_TASK ITEM:_ Present each line of the entries below that holds the word "icon".

+-------+

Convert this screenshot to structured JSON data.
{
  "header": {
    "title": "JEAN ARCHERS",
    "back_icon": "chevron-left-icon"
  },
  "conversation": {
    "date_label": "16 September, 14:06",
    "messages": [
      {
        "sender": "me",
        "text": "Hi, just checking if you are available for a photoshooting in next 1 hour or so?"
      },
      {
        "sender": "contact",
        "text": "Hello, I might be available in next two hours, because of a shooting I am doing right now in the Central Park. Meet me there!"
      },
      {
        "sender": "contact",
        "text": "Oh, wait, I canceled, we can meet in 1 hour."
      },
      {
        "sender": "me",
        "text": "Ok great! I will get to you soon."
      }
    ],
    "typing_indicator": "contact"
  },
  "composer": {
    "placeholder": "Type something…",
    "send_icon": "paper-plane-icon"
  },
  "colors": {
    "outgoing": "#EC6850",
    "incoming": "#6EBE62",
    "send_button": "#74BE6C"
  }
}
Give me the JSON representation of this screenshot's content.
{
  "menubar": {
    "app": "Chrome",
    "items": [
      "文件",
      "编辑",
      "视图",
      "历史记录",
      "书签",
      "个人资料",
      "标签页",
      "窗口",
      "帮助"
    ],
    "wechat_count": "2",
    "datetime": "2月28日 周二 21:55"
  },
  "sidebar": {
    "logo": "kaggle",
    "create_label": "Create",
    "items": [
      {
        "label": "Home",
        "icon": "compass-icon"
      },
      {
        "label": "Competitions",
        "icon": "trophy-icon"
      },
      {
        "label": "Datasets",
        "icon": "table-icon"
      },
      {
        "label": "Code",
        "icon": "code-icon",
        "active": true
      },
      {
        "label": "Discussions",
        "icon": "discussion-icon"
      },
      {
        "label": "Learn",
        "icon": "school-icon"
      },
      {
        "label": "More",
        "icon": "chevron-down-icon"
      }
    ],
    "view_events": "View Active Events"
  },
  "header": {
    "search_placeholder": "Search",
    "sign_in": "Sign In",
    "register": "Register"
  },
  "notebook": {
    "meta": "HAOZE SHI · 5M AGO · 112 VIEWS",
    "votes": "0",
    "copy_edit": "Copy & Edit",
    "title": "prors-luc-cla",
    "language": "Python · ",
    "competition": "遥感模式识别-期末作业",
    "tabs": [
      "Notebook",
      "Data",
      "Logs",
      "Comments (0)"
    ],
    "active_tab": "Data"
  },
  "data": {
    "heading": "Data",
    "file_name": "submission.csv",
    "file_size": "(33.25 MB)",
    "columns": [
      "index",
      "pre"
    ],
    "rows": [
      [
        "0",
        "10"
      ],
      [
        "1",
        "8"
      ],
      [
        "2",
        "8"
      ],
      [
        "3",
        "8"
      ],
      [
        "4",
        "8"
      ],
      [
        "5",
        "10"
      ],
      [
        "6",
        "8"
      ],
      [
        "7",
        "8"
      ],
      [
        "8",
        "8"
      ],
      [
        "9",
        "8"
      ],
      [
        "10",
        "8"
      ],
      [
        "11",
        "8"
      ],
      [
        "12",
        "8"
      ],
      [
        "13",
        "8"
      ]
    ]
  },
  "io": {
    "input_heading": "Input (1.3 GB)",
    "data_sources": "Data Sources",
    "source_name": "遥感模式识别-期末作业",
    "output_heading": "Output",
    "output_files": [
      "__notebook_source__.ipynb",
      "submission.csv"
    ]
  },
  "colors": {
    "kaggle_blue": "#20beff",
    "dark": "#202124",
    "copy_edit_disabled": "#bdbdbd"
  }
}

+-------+

_RESPONSE AREA:_
    "back_icon": "chevron-left-icon"
    "send_icon": "paper-plane-icon"
        "icon": "compass-icon"
        "icon": "trophy-icon"
        "icon": "table-icon"
        "icon": "code-icon",
        "icon": "discussion-icon"
        "icon": "school-icon"
        "icon": "chevron-down-icon"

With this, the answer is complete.